I was looking for a quick and entertaining read and since I loved reading Robyn Schneider‘s other novel Extraordinary Means two months ago, I decided to pick up my copy of The Beginning Of Everything. Unfortunately, this story wasn’t as nearly as good as my first experience with her work. It might have been because of my high expectations, but the cheesy and cliche plot and annoying characters made me feel mostly disappointed by this read. The first three chapters make you think this could be a really interesting take on how Ezra deals with the fact that he can no longer play tennis and has to adapt to his new life and status at school. Those chapters are actually quite misleading, because the rest of the story is basically a cliche storybook involving a couple of seniors both trying to be different and fitting in during the last year in high school. Jocks against nerds, a former jock now belonging to the debate club, the former tennis captain that used to date a cheerleader, prom, (hotelroom) parties involving alcohol and games… This plot is basically one big cliche and almost made me gag. I guess those who don’t mind a story like this will probably end up loving The Beginning Of Everything, but this definitely wasn’t my cup of tea. Also, the fact that I couldn’t stand the main character, the whole pity party and prom situations didn’t help either… And the tension between Cassidy and Ezra is actually quite boring. But like I said before, fans of contemporary romance who don’t mind cheesy and cliche high school scenes will probably love this read.

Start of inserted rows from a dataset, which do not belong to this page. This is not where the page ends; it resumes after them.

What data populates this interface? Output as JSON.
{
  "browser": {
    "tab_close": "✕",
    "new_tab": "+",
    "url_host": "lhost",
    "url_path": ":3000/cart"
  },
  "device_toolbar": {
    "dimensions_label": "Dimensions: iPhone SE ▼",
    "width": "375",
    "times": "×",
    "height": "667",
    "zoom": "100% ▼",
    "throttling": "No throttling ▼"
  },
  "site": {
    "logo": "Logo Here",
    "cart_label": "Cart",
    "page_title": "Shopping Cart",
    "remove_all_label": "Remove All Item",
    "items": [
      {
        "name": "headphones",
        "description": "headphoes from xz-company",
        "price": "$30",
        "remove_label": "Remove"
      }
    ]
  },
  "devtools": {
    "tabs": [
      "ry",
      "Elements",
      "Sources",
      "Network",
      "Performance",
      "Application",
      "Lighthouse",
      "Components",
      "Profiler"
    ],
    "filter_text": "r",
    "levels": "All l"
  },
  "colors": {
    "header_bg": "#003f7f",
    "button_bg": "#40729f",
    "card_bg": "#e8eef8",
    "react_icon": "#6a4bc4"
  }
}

Ezra Faulkner used to be the golden boy with a great athletic career and a busy social life with his jock friends and girlfriend. But all that changed that one night of his personal tragedy, where a reckless driver shatters his knee and dreams… Ezra can no longer play tennis and finds himself without friends or a girlfriend after she cheated on him. His senior year is not going to be as he thought it would, and suddenly he finds himself at the table of misfits. His former teammates don’t seem to care much about the fact that Ezra is missing, but can he accept his new status and friendships? And what about the new girl Cassidy Thorpe, who seems to be unlike anyone Ezra’s ever met?


The Beginning Of Everything started out promising even though I never liked the main character, but things soon went downhill from there. I admit I never really like cheesy contemporary romance stories, but the promise of something better actually made me feel more disappointed in the end. I’m not saying this is a bad read and the right person will probably love it, but if you want to try Robyn Schneider‘s work I would definitely recommend reading her other novel Extraordinary Means first.